All of the data below should be copied exactly as it stands.
*** Begin section ***
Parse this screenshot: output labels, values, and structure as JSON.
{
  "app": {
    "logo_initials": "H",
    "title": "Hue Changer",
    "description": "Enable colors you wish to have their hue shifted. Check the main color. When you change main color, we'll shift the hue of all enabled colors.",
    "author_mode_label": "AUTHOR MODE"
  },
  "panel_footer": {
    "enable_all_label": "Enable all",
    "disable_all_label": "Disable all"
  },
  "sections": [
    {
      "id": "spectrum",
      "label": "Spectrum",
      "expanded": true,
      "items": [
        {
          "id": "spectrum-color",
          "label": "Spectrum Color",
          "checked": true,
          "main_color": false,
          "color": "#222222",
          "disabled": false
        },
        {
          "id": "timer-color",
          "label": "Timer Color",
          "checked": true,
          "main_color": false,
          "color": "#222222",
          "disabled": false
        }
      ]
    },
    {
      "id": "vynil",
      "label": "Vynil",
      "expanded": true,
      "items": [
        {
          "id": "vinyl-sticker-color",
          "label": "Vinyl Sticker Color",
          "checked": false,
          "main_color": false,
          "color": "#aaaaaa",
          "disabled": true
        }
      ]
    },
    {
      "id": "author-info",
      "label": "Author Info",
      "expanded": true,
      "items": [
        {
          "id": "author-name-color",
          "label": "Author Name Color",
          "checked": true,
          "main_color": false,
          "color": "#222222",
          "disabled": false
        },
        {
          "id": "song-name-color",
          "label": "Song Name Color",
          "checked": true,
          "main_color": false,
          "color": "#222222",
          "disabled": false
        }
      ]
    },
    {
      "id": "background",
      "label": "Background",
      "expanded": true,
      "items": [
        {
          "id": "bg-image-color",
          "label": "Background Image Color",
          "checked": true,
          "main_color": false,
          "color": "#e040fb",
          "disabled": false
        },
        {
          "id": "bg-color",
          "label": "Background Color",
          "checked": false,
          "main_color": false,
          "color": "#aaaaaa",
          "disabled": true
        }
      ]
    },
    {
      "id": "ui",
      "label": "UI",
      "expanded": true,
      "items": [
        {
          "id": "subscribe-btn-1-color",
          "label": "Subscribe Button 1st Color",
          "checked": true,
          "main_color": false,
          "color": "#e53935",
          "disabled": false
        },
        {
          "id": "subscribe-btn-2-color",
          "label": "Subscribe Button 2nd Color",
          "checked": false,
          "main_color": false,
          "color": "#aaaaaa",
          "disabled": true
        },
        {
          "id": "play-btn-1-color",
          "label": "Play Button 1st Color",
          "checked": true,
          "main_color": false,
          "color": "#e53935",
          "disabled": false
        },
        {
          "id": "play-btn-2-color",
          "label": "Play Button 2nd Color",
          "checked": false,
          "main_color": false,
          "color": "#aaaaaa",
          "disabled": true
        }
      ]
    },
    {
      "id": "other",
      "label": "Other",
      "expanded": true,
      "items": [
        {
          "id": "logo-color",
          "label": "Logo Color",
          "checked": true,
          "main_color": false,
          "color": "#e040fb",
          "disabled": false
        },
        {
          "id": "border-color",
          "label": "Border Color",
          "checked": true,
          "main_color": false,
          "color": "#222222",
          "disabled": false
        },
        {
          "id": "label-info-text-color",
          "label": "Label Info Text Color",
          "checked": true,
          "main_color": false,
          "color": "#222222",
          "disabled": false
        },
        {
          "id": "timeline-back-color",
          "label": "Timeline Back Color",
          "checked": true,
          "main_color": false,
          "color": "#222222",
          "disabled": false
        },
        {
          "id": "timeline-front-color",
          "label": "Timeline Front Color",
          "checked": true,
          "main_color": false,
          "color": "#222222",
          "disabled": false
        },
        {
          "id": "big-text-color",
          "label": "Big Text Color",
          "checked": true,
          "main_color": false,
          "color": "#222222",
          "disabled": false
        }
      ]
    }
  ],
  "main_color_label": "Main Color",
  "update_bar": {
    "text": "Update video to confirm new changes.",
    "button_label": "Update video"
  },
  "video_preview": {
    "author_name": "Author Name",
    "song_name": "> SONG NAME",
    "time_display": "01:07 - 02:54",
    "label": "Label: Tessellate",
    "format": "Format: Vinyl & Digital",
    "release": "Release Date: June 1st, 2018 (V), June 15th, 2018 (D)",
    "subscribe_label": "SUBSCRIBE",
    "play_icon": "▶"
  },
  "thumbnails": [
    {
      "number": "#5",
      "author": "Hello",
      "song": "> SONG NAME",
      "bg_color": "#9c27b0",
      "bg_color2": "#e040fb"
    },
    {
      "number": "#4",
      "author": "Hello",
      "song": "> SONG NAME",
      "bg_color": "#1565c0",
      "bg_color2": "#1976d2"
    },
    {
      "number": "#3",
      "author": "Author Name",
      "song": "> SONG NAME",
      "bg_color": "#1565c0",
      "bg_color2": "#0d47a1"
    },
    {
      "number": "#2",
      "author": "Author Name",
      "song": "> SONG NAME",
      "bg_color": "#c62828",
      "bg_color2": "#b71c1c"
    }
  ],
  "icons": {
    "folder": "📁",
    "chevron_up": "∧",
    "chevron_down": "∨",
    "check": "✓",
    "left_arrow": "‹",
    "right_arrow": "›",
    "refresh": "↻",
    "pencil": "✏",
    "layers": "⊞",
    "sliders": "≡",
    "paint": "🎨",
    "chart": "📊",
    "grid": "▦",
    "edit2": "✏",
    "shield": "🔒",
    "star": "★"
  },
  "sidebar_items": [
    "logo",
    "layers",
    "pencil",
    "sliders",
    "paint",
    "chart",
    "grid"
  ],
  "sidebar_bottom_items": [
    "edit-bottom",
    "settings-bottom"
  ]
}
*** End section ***
◆ **Task answer**
Parse this screenshot: output labels, values, and structure as JSON.
{
  "app": {
    "logo_initials": "H",
    "title": "Hue Changer",
    "description": "Enable colors you wish to have their hue shifted. Check the main color. When you change main color, we'll shift the hue of all enabled colors.",
    "author_mode_label": "AUTHOR MODE"
  },
  "panel_footer": {
    "enable_all_label": "Enable all",
    "disable_all_label": "Disable all"
  },
  "sections": [
    {
      "id": "spectrum",
      "label": "Spectrum",
      "expanded": true,
      "items": [
        {
          "id": "spectrum-color",
          "label": "Spectrum Color",
          "checked": true,
          "main_color": false,
          "color": "#222222",
          "disabled": false
        },
        {
          "id": "timer-color",
          "label": "Timer Color",
          "checked": true,
          "main_color": false,
          "color": "#222222",
          "disabled": false
        }
      ]
    },
    {
      "id": "vynil",
      "label": "Vynil",
      "expanded": true,
      "items": [
        {
          "id": "vinyl-sticker-color",
          "label": "Vinyl Sticker Color",
          "checked": false,
          "main_color": false,
          "color": "#aaaaaa",
          "disabled": true
        }
      ]
    },
    {
      "id": "author-info",
      "label": "Author Info",
      "expanded": true,
      "items": [
        {
          "id": "author-name-color",
          "label": "Author Name Color",
          "checked": true,
          "main_color": false,
          "color": "#222222",
          "disabled": false
        },
        {
          "id": "song-name-color",
          "label": "Song Name Color",
          "checked": true,
          "main_color": false,
          "color": "#222222",
          "disabled": false
        }
      ]
    },
    {
      "id": "background",
      "label": "Background",
      "expanded": true,
      "items": [
        {
          "id": "bg-image-color",
          "label": "Background Image Color",
          "checked": true,
          "main_color": false,
          "color": "#e040fb",
          "disabled": false
        },
        {
          "id": "bg-color",
          "label": "Background Color",
          "checked": false,
          "main_color": false,
          "color": "#aaaaaa",
          "disabled": true
        }
      ]
    },
    {
      "id": "ui",
      "label": "UI",
      "expanded": true,
      "items": [
        {
          "id": "subscribe-btn-1-color",
          "label": "Subscribe Button 1st Color",
          "checked": true,
          "main_color": false,
          "color": "#e53935",
          "disabled": false
        },
        {
          "id": "subscribe-btn-2-color",
          "label": "Subscribe Button 2nd Color",
          "checked": false,
          "main_color": false,
          "color": "#aaaaaa",
          "disabled": true
        },
        {
          "id": "play-btn-1-color",
          "label": "Play Button 1st Color",
          "checked": true,
          "main_color": false,
          "color": "#e53935",
          "disabled": false
        },
        {
          "id": "play-btn-2-color",
          "label": "Play Button 2nd Color",
          "checked": false,
          "main_color": false,
          "color": "#aaaaaa",
          "disabled": true
        }
      ]
    },
    {
      "id": "other",
      "label": "Other",
      "expanded": true,
      "items": [
        {
          "id": "logo-color",
          "label": "Logo Color",
          "checked": true,
          "main_color": false,
          "color": "#e040fb",
          "disabled": false
        },
        {
          "id": "border-color",
          "label": "Border Color",
          "checked": true,
          "main_color": false,
          "color": "#222222",
          "disabled": false
        },
        {
          "id": "label-info-text-color",
          "label": "Label Info Text Color",
          "checked": true,
          "main_color": false,
          "color": "#222222",
          "disabled": false
        },
        {
          "id": "timeline-back-color",
          "label": "Timeline Back Color",
          "checked": true,
          "main_color": false,
          "color": "#222222",
          "disabled": false
        },
        {
          "id": "timeline-front-color",
          "label": "Timeline Front Color",
          "checked": true,
          "main_color": false,
          "color": "#222222",
          "disabled": false
        },
        {
          "id": "big-text-color",
          "label": "Big Text Color",
          "checked": true,
          "main_color": false,
          "color": "#222222",
          "disabled": false
        }
      ]
    }
  ],
  "main_color_label": "Main Color",
  "update_bar": {
    "text": "Update video to confirm new changes.",
    "button_label": "Update video"
  },
  "video_preview": {
    "author_name": "Author Name",
    "song_name": "> SONG NAME",
    "time_display": "01:07 - 02:54",
    "label": "Label: Tessellate",
    "format": "Format: Vinyl & Digital",
    "release": "Release Date: June 1st, 2018 (V), June 15th, 2018 (D)",
    "subscribe_label": "SUBSCRIBE",
    "play_icon": "▶"
  },
  "thumbnails": [
    {
      "number": "#5",
      "author": "Hello",
      "song": "> SONG NAME",
      "bg_color": "#9c27b0",
      "bg_color2": "#e040fb"
    },
    {
      "number": "#4",
      "author": "Hello",
      "song": "> SONG NAME",
      "bg_color": "#1565c0",
      "bg_color2": "#1976d2"
    },
    {
      "number": "#3",
      "author": "Author Name",
      "song": "> SONG NAME",
      "bg_color": "#1565c0",
      "bg_color2": "#0d47a1"
    },
    {
      "number": "#2",
      "author": "Author Name",
      "song": "> SONG NAME",
      "bg_color": "#c62828",
      "bg_color2": "#b71c1c"
    }
  ],
  "icons": {
    "folder": "📁",
    "chevron_up": "∧",
    "chevron_down": "∨",
    "check": "✓",
    "left_arrow": "‹",
    "right_arrow": "›",
    "refresh": "↻",
    "pencil": "✏",
    "layers": "⊞",
    "sliders": "≡",
    "paint": "🎨",
    "chart": "📊",
    "grid": "▦",
    "edit2": "✏",
    "shield": "🔒",
    "star": "★"
  },
  "sidebar_items": [
    "logo",
    "layers",
    "pencil",
    "sliders",
    "paint",
    "chart",
    "grid"
  ],
  "sidebar_bottom_items": [
    "edit-bottom",
    "settings-bottom"
  ]
}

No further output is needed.